Calder, P. Leeson, C. Nightingale, B., Silberfeld C. & Wild, M. , (Aug 2013) More? Great? Childcare?: A discourse analysis of recent social policy documents relating to the care of young children in Englandand Wales. Symposium at EECERA Annual Conference: Values, Culture and Contexts Tallinn University (Tallinn, Estonia) August 28 to 31, 2013.
Wild, M. (2013) Plenary Speaker : Picturing Change Conference Oxford Brookes University (27/04/13)
Wild, M. (2012) Expert Panel member : The Changing Face of Early Childhood Policy and Practice in England over the Past Twenty Years: an expert seminar Warwick Institute of Education/The Open University(23/11/12)
Wild, M. and Evangelou. M. (2012) Getting the balance right: the role of the adult in supporting children’s early learning. European Early Childhood Education Research Association (EECERA) Annual Conference. Porto. Portugal
Wild, M. and Mitchell, H. (2010) Listening to and Learning From the Voices of Practitioners and Professionals in the Early Years European Early Childhood Education Research Association (EECERA) Annual ConferenceBirmingham, UK
Evangelou, M. and Wild, M. (2010) Quality Of Early Childhood Settings: Giving Parents A Voice.. European Early Childhood Education Research Association (EECERA) Annual ConferenceBirmingham, UK
Mitchell, H. and Wild, M. (2009) Supporting Parents in Supporting Children’s Literacy: Practitioner Perspectives on Implementing a Parenting Programme in a New Societal Context. European Early Childhood Educational Research Association, Annual Conference, Strasbourg, France.
Barron, I, Calder, P. Hughes, A., Majoribanks, B., McMillan, D., Nurse, A Selleck, D. Silberfeld, C. & Wild, M. (2009) Reconciling Diverse Agendas in Early Childhood Policy, Systems and Practice in the UK. Strasbourg, France. European Early Childhood Education Research Association (EECERA) Annual Conference 2009

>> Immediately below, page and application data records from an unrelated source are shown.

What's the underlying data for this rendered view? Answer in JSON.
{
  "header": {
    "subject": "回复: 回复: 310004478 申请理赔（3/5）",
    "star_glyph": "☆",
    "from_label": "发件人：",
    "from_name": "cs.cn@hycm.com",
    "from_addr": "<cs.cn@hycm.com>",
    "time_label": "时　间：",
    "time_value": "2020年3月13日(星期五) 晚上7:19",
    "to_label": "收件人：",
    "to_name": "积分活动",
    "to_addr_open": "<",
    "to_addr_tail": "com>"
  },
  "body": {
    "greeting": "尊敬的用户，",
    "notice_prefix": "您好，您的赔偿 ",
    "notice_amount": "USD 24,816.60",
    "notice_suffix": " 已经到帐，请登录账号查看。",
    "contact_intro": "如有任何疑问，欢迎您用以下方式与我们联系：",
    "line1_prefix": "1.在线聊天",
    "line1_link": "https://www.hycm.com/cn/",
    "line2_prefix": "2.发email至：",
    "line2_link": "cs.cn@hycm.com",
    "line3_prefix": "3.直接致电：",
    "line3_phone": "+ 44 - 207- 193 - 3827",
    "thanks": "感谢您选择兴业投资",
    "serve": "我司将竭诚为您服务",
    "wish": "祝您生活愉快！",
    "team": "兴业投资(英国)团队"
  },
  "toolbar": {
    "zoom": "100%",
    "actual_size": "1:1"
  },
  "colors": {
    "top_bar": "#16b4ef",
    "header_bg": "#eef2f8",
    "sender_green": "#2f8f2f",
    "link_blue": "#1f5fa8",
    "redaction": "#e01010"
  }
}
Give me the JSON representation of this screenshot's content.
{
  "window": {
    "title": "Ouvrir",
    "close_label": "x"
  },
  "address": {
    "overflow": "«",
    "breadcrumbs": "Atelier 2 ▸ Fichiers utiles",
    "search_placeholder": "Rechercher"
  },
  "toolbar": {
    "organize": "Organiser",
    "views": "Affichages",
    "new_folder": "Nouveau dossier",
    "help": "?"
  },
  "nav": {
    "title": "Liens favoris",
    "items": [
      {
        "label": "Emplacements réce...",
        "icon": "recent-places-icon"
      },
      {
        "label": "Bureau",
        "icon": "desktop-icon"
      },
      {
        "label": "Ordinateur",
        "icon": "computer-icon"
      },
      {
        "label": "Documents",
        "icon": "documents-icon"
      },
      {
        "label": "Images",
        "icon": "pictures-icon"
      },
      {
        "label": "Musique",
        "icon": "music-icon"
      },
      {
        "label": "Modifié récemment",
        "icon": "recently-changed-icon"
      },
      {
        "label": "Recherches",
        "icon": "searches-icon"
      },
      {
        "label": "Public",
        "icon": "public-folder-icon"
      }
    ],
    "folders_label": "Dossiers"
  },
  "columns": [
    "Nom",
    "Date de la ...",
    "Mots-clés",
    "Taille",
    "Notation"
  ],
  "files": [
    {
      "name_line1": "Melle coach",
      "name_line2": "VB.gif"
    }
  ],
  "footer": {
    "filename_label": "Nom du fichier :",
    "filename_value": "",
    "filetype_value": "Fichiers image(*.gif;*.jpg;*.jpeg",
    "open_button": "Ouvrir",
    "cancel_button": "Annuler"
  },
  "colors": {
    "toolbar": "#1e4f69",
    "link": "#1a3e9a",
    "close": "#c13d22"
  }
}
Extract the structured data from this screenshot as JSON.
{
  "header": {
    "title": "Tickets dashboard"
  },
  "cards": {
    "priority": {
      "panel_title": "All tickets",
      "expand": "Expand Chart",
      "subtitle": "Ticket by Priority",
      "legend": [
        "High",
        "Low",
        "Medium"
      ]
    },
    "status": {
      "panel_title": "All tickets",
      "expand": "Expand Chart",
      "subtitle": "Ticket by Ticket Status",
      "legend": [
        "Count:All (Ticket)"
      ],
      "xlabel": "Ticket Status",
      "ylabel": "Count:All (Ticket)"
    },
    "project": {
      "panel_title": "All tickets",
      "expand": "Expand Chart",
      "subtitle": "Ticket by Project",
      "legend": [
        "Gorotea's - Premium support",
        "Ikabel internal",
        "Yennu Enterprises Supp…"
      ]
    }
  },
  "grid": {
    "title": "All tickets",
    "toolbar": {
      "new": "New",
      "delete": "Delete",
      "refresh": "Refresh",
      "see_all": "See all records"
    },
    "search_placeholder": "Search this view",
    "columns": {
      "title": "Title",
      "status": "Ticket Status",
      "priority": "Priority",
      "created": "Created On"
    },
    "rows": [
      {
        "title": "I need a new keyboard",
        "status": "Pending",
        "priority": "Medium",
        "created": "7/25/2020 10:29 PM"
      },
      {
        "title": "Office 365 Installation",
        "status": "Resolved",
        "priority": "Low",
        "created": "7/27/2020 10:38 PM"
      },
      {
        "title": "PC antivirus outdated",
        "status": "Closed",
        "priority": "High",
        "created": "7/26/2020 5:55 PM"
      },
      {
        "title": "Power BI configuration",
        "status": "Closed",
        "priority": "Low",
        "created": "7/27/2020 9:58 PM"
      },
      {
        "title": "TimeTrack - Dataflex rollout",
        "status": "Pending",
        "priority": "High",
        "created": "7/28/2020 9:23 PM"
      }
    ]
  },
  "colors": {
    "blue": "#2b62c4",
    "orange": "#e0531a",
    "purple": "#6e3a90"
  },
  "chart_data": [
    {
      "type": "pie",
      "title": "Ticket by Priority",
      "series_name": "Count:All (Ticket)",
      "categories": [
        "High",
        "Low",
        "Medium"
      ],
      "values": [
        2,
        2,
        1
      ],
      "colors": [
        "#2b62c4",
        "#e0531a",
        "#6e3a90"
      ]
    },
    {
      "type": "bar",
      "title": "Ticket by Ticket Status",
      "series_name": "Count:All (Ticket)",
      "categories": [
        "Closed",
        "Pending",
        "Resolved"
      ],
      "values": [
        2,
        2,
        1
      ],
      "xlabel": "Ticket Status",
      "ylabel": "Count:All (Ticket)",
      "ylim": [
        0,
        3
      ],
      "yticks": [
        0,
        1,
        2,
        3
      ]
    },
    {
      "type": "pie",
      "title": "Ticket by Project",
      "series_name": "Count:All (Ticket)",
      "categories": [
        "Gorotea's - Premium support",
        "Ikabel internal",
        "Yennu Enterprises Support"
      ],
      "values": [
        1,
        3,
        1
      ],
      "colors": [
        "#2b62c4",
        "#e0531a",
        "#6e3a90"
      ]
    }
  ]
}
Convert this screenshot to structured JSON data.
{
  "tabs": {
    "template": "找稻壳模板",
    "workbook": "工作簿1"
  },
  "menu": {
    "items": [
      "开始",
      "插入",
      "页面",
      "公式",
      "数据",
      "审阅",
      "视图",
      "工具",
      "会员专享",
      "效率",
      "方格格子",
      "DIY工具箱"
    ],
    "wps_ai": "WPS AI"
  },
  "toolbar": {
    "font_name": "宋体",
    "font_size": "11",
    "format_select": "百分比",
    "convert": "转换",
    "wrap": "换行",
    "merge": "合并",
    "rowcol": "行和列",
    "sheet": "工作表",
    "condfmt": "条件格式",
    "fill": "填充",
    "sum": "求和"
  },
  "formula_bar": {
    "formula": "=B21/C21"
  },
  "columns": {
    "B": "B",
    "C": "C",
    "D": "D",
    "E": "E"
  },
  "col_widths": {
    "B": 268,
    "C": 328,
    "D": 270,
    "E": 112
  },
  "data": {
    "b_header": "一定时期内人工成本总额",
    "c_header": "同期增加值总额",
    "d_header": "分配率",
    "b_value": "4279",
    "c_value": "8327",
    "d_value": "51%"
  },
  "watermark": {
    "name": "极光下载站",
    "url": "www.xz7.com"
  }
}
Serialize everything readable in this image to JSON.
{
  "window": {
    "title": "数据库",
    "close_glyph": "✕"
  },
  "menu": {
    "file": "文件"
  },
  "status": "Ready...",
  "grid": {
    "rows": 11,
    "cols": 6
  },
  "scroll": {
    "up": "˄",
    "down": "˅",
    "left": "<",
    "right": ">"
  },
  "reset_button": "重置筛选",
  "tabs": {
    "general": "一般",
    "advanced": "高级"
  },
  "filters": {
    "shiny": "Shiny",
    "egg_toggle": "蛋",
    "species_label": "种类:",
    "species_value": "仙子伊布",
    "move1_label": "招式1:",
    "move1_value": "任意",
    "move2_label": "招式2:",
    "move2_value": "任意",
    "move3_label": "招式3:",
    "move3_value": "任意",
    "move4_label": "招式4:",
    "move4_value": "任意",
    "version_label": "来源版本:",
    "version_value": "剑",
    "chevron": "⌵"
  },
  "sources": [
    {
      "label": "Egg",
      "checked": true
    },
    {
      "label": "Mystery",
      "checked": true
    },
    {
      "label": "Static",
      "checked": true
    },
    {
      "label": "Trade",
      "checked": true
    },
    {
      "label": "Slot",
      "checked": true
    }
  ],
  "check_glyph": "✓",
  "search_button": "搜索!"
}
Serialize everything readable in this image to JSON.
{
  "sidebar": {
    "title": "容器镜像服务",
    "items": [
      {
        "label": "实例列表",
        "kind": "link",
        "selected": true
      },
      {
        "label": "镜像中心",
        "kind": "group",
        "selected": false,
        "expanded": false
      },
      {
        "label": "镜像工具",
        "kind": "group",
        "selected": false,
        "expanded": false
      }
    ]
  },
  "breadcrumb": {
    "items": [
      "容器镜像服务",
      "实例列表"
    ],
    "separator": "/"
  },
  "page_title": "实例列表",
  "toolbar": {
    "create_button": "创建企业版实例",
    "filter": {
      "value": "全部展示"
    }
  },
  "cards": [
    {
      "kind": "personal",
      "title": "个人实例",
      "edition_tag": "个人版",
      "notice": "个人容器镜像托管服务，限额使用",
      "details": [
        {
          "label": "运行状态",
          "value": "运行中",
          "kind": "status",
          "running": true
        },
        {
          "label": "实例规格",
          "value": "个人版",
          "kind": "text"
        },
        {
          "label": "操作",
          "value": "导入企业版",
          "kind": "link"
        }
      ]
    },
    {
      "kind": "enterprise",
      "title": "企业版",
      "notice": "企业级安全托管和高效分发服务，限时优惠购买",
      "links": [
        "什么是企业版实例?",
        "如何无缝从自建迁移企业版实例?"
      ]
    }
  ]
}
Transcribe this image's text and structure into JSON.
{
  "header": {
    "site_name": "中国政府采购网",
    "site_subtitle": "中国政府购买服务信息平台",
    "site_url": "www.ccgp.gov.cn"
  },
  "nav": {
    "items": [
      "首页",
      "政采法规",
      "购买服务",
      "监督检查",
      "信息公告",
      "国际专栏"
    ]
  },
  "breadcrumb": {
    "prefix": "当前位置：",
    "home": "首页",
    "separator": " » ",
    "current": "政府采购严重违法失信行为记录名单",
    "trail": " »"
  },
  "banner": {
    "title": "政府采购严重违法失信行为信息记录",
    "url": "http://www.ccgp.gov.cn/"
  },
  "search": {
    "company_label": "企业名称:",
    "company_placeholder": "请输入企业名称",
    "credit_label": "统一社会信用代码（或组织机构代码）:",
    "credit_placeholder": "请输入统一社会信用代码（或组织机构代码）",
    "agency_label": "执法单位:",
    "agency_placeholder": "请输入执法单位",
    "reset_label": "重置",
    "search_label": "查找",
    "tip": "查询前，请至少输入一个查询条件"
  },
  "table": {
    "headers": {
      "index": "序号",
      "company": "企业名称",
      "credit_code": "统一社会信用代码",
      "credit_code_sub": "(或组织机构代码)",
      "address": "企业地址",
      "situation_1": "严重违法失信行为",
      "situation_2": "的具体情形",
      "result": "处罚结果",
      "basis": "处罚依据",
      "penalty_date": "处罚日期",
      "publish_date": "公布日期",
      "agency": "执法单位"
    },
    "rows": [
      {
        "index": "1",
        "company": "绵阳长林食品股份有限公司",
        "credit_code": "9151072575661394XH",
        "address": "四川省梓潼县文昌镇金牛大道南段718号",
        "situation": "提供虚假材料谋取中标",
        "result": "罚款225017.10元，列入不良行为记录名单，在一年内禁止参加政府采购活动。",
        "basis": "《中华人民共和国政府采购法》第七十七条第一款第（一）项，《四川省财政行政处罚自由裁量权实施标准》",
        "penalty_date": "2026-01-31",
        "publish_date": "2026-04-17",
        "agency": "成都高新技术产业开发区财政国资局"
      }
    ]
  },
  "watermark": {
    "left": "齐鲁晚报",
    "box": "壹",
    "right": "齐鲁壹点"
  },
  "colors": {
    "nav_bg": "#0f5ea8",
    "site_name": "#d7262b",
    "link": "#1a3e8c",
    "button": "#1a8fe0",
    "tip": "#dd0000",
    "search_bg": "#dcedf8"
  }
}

Consultancy includes a review of children's attitudes to reading for the Beanstalk reading charity (2013), a review of developmental literature (ages 0-5) for the DCSF (Evangelou et al, 2009), researching the establishment of a new PEEP initiative in the Republic of Ireland, (Wild & Mitchell, 2009),the design & evaluation of a Survey on Parenting Skills for UNICEF Turkey (2008) in association with The Centre for Learning Behaviour, and an Evaluation of the National Bookstart Programme (2007).